The vice president has in recent weeks been ramping up his rhetoric against Iran. Earlier this month, he spoke aboard a US aircraft carrier just 150 miles of Iran's coast to warn the country against continuing to pursue a nuclear weapons program.

This strategy would sidestep controversies over bomber aircraft and overflight rights over other Middle East nations and could be expected to trigger a sufficient Iranian counter-strike against US forces in the Gulf -- which just became significantly larger -- as to compel Bush to forgo the diplomatic track that the administration realists are advocating and engage in another war.

There are many other components of the complex game plan that this Cheney official has been kicking around Washington. The official has offered this commentary to senior staff at AEI and in lunch and dinner gatherings which were to be considered strictly off-the-record, but there can be little doubt that the official actually hopes that hawkish conservatives and neoconservatives share this information and then rally to this point of view.

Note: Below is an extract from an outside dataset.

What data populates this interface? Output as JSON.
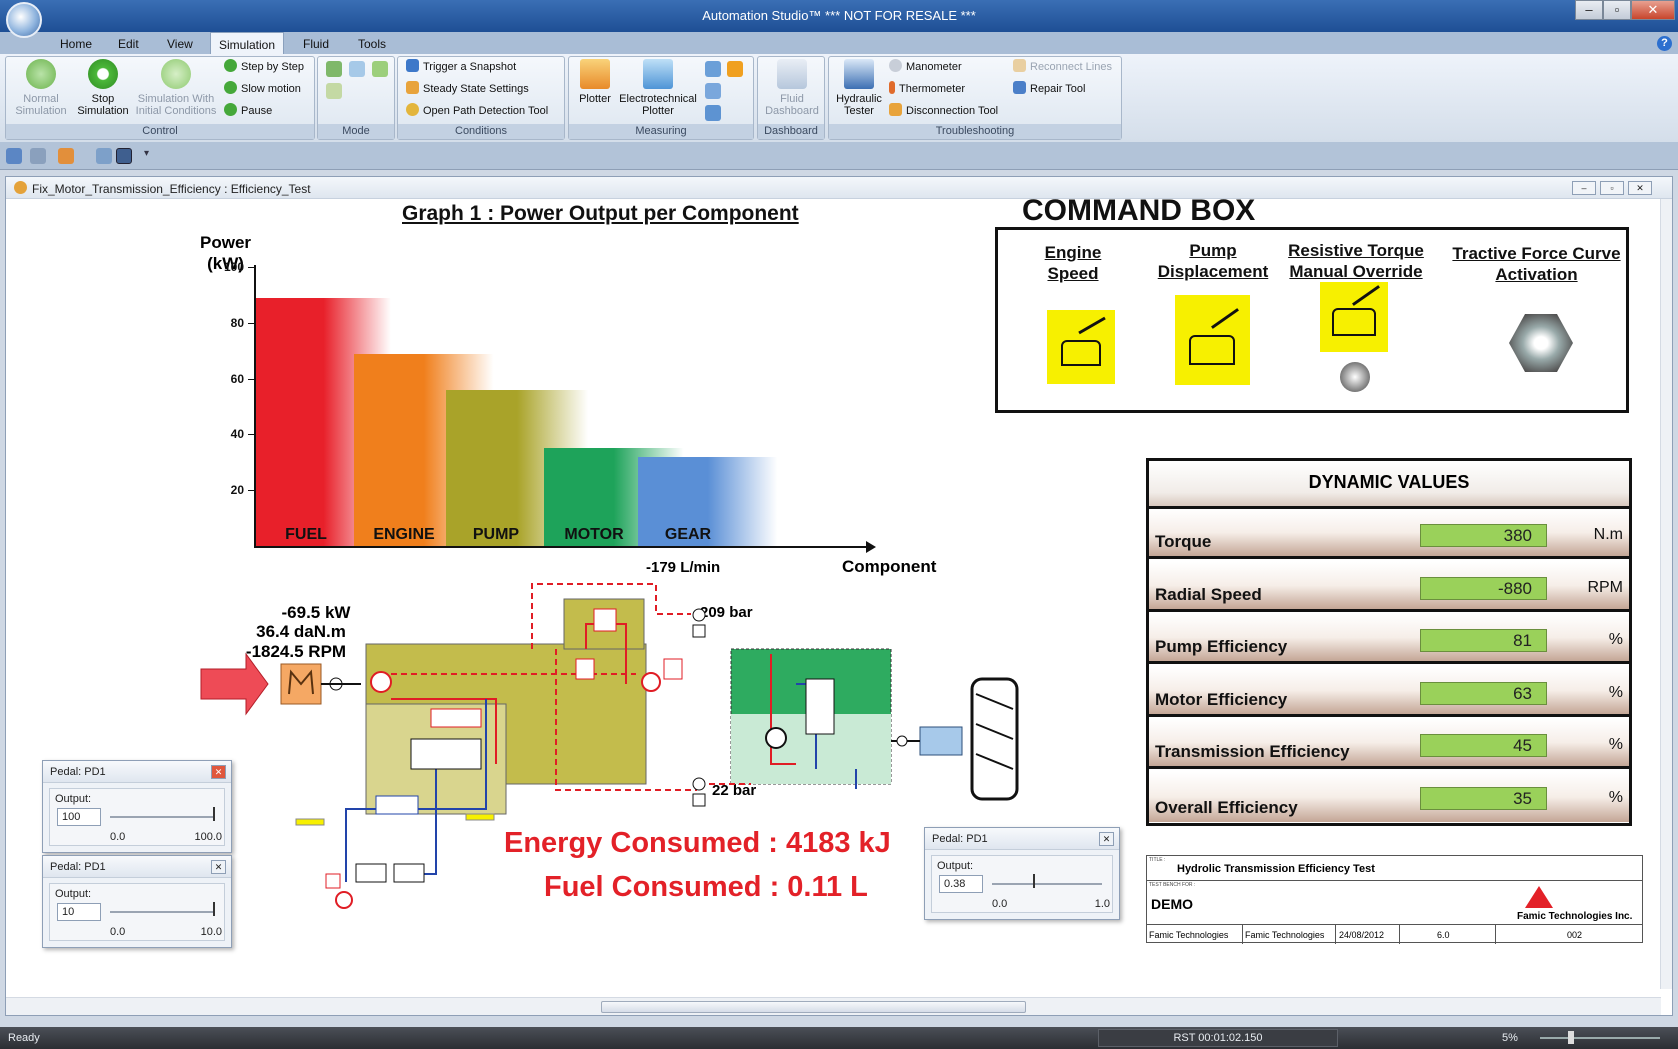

This official is beating the brush and doing what Joshua Muravchik has previously suggested -- which is to help establish the policy and political pathway to bombing Iran.

The zinger of this information is the admission by this Cheney aide that Cheney himself is frustrated with President Bush and believes, much like Richard Perle, that Bush is making a disastrous mistake by aligning himself with the policy course that Condoleezza Rice, Bob Gates, Michael Hayden and McConnell have sculpted.

According to this official, Cheney believes that Bush can not be counted on to make the "right decision" when it comes to dealing with Iran and thus Cheney believes that he must tie the President's hands.